Dataset rows describing interfaces:
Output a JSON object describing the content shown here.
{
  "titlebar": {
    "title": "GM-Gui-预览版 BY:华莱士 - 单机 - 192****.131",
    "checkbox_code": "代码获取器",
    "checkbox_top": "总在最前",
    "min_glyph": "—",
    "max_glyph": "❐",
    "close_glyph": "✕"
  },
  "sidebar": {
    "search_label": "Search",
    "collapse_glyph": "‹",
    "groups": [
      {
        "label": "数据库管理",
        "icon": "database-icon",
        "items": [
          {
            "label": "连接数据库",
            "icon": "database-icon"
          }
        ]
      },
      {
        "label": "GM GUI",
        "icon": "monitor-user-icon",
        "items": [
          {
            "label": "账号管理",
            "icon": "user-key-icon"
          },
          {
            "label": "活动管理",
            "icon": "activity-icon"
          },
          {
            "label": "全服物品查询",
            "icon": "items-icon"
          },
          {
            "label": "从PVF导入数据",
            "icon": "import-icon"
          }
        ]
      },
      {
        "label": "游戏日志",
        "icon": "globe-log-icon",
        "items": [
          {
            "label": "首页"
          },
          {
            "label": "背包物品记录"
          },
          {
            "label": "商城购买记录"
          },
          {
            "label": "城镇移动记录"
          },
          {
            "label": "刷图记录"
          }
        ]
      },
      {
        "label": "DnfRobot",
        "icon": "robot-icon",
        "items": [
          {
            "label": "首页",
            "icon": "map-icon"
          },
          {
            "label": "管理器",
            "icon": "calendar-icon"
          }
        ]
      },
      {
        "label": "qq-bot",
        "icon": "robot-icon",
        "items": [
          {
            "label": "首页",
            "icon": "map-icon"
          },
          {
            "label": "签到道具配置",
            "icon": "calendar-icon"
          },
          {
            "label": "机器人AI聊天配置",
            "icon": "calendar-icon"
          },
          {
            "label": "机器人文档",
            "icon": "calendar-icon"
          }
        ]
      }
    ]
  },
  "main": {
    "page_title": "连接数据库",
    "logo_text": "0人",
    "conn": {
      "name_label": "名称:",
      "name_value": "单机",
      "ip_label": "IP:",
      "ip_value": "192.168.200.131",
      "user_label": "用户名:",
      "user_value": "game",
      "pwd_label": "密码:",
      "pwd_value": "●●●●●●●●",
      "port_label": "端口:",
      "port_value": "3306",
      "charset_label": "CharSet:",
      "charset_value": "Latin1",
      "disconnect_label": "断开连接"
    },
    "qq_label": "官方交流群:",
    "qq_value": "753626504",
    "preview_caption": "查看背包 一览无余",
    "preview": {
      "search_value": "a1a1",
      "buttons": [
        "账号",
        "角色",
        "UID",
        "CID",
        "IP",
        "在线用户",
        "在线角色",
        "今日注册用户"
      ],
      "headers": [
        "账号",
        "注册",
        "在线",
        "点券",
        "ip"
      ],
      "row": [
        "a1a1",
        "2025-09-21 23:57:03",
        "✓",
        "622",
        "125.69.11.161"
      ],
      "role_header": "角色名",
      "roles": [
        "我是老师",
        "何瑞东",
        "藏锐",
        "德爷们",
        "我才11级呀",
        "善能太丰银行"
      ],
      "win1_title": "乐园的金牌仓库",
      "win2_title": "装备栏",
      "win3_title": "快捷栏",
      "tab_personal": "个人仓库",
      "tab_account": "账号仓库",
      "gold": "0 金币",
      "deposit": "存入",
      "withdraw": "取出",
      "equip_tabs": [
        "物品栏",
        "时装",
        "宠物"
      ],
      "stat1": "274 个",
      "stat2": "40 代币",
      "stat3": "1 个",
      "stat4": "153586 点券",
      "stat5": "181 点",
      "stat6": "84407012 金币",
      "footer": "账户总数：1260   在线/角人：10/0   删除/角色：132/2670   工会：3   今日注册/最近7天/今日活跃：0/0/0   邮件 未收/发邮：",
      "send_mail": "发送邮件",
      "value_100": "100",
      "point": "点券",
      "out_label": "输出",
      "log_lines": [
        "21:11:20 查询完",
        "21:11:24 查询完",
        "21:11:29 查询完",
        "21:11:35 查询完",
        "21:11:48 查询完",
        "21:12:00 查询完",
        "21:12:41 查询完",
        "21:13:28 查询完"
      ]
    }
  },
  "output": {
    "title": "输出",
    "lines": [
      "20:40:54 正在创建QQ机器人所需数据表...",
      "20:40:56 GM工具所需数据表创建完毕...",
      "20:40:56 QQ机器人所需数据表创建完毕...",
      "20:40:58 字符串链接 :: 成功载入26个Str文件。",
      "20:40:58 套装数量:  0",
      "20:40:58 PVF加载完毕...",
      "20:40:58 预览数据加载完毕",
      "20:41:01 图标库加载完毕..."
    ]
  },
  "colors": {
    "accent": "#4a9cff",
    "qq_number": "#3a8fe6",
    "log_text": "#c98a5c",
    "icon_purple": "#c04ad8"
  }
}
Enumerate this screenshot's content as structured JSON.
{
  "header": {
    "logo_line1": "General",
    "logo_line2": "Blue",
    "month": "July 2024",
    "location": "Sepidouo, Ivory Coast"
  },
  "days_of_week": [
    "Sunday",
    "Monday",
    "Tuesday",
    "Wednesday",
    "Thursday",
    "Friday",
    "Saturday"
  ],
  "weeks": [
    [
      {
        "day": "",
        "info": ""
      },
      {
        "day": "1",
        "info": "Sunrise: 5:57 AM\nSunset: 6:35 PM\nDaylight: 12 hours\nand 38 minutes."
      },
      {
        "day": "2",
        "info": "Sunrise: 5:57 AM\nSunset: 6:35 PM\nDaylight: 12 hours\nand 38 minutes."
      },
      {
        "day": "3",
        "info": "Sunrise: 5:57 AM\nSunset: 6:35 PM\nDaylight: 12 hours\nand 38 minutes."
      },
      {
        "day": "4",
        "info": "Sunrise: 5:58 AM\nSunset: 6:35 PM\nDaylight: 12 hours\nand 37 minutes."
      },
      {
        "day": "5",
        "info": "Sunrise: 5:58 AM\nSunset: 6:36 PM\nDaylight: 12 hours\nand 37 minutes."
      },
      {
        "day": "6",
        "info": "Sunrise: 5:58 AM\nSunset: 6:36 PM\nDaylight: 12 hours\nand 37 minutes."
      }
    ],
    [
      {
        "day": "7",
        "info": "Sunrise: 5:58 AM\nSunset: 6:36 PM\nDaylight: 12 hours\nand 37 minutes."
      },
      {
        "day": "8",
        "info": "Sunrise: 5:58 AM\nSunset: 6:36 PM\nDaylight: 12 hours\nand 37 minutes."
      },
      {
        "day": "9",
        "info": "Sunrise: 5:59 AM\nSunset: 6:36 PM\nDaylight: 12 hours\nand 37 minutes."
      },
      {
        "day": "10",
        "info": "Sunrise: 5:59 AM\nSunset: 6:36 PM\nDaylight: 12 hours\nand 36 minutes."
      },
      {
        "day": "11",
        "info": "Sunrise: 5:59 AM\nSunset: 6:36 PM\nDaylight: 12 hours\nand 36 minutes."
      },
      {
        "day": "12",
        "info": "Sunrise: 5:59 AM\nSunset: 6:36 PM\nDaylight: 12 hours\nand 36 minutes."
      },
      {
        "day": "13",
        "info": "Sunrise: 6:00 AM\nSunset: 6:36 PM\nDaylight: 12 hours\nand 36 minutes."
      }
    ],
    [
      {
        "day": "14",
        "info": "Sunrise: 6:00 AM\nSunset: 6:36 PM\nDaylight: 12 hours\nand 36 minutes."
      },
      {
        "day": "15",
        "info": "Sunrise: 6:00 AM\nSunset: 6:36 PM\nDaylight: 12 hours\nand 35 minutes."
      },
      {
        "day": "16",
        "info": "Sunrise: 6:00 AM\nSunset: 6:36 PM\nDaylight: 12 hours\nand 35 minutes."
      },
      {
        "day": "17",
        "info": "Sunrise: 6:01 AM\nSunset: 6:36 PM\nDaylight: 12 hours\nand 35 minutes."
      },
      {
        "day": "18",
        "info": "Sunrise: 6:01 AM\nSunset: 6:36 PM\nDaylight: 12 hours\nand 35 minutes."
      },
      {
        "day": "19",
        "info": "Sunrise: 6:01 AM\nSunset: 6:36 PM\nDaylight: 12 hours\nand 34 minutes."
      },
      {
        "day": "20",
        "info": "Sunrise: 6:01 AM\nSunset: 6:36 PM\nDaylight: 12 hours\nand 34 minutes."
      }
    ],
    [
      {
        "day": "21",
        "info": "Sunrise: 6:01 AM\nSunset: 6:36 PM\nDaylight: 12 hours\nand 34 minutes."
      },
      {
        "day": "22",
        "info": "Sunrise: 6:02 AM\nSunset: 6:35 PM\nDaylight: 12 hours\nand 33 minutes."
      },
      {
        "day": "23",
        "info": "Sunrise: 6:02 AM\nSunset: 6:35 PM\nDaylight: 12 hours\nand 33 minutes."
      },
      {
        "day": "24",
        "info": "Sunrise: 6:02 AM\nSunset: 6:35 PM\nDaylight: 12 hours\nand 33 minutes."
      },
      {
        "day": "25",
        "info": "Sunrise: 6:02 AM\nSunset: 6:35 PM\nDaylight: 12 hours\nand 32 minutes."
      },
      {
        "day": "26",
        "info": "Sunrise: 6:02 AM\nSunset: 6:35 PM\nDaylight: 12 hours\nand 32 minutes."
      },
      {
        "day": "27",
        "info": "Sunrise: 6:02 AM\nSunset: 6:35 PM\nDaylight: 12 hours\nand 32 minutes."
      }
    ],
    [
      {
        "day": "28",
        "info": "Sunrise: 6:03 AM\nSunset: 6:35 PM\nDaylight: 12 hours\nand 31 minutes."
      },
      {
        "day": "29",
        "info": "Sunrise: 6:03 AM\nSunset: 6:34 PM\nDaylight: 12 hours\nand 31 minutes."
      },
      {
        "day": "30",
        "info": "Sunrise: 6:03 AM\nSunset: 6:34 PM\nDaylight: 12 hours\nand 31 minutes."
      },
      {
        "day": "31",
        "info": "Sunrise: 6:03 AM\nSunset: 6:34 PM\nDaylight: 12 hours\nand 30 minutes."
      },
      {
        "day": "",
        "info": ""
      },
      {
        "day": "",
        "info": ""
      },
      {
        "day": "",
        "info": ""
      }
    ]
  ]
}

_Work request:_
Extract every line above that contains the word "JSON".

_Exercise answer:_
Output a JSON object describing the content shown here.
Enumerate this screenshot's content as structured JSON.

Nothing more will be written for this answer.